Blue Tory

Blue Tories, the opposite of "small 'c' conservatives" (see Red Tories), are, in Canadian politics, members of the former federal Progressive Conservative Party of Canada, current Conservative Party of Canada and provincial Progressive Conservative parties who are more free-market or liberal economically. Prior to the 1960s, these Conservatives were most identified with the Montreal and Toronto commercial elite who took positions of influence within the Progressive Conservative Party. Since the mid-1970s, they have been heavily influenced by the libertarian movement and the more individualist nature of American conservatism. Blue Tories tend to favour libertarian policies such as devolution of federal power to the provincial governments, a reduced role for government in the economy, reduction of taxation and similar mainstream market liberal ideals.

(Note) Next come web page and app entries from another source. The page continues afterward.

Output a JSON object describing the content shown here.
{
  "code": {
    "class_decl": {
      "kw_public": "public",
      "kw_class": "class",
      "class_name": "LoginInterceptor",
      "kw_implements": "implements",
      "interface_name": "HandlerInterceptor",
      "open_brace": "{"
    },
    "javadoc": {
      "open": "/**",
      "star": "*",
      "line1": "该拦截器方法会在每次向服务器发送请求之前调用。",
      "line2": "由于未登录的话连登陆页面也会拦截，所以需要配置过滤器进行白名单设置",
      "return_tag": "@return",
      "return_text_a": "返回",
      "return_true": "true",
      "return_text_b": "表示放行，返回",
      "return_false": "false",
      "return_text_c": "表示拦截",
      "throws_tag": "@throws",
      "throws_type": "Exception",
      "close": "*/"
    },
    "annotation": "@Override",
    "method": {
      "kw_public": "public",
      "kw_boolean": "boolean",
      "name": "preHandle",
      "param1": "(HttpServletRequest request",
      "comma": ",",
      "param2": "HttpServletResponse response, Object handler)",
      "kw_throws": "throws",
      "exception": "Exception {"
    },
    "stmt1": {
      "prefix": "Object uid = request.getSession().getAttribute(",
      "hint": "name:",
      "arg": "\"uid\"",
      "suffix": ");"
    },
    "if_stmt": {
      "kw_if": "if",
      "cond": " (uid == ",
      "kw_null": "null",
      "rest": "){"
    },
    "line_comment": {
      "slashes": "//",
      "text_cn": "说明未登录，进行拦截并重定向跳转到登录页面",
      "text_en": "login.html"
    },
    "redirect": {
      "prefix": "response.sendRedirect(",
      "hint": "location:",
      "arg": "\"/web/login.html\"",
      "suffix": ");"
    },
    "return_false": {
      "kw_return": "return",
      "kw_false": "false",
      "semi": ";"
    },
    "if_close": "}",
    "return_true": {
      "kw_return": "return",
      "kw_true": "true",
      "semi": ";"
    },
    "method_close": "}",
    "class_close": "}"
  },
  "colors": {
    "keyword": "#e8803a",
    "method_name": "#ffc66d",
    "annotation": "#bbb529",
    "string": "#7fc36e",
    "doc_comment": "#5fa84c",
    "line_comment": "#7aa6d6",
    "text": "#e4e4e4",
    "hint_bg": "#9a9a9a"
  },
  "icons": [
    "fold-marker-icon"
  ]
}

The term Blue Tory does not refer to social conservatism.

One example of a Blue Tory administration in Canada was the "Common Sense Revolution" provincial Progressive Conservative government of Ontario Premier Mike Harris. The Harris Tories were widely viewed as radical by Canadian standards in their economic policies and style of governance. Harris' government embarked on a number of initiatives, including cuts to education, welfare and Medicare, privatization of government services and health care, the sale of provincial highways and the forced amalgamation of municipalities. Provincial income taxes were also cut by 30% and corporate tax rates were nearly cut in half during the Harris mandate.

Most Blue Tories are at least somewhat ideologically aligned close to the economic libertarian positions of the former Canadian Alliance and as such supported the merger between the PCs and the Alliance to form the new federal Conservative Party of Canada (CPC). Some notable Blue Tories include many prominent federal and provincial Progressive Conservatives such as former PC Party Leader and Attorney General Peter MacKay, Conservative Party leadership contender and former Treasury Board President Tony Clement, former Premier of Ontario Mike Harris, and current CPC leader Andrew Scheer.[1]

See also


  1. Krayden, David (May 21, 2017). "As Conservative leadership race wraps, the party's in good hands". Retrieved May 28, 2017.
This article is issued from Wikipedia. The text is licensed under Creative Commons - Attribution - Sharealike. Additional terms may apply for the media files.